Pull each line containing "JSON" from the data.

(Items from an interface collection)
┌──
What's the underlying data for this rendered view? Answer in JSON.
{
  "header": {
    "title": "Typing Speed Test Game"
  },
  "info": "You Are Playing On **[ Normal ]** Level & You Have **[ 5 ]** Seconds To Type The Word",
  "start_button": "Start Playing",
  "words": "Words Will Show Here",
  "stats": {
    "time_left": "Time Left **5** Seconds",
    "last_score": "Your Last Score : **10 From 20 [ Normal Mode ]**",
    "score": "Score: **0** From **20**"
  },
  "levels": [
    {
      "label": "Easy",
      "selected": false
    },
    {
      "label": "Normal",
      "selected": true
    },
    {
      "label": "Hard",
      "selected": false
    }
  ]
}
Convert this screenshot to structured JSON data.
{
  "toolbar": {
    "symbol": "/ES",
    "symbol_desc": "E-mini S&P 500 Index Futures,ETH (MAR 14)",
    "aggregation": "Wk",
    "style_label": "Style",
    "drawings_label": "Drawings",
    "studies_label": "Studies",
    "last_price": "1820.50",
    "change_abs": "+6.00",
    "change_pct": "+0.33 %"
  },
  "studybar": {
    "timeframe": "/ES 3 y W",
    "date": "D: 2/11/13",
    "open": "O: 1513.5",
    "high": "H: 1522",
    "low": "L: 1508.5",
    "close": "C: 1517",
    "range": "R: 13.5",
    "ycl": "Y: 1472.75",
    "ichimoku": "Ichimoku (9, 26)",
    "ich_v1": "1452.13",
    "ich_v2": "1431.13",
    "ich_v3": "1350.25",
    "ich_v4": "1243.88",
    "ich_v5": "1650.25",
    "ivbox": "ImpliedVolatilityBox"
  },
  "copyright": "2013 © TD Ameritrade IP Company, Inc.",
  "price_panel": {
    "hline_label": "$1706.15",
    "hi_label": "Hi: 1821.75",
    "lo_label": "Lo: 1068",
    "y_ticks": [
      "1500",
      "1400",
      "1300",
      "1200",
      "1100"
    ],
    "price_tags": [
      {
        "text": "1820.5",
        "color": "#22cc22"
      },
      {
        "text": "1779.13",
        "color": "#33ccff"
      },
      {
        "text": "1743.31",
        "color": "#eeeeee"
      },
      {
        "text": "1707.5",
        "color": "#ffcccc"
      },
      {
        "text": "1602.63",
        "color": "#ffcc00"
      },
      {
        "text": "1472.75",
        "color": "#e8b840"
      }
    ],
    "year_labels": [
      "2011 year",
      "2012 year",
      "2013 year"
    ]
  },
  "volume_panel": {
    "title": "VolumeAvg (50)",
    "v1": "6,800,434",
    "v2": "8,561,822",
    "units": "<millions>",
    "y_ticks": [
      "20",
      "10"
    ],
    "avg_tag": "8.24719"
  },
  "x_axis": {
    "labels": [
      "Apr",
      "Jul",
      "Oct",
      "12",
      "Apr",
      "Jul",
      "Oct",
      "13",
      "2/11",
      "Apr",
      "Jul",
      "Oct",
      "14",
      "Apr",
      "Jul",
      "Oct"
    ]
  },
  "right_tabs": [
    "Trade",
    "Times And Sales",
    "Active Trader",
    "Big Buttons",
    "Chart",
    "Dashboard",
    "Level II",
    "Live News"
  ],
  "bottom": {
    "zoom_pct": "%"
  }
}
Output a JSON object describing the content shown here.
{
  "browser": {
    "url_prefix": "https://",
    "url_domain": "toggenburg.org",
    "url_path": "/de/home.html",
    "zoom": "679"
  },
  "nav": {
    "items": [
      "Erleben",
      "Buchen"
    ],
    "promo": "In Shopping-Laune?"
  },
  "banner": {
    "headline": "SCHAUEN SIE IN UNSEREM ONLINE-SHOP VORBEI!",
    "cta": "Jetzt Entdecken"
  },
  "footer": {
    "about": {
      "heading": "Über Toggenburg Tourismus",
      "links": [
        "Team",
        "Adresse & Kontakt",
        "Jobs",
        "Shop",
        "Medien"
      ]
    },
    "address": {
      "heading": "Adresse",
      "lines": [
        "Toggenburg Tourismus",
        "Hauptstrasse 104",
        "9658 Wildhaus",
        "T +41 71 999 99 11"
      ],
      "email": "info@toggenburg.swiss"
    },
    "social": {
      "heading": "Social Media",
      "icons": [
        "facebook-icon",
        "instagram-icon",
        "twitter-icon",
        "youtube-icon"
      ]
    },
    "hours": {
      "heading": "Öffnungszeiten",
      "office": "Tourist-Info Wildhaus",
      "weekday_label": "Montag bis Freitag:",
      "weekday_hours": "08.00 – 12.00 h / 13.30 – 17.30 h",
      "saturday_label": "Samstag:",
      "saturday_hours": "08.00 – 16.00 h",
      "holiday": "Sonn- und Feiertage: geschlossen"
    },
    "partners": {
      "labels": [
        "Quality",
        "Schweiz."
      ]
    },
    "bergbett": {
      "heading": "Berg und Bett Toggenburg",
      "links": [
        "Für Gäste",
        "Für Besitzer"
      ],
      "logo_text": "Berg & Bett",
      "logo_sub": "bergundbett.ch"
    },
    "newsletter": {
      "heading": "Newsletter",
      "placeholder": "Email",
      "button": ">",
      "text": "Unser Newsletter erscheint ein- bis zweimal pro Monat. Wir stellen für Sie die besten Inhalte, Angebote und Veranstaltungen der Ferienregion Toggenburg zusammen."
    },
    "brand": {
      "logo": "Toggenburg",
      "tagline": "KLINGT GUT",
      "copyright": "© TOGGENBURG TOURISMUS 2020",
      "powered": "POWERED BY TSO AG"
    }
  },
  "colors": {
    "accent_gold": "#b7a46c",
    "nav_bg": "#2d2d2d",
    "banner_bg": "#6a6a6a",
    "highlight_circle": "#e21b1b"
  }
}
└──
_Completed task_
What's the underlying data for this rendered view? Answer in JSON.
Convert this screenshot to structured JSON data.
Output a JSON object describing the content shown here.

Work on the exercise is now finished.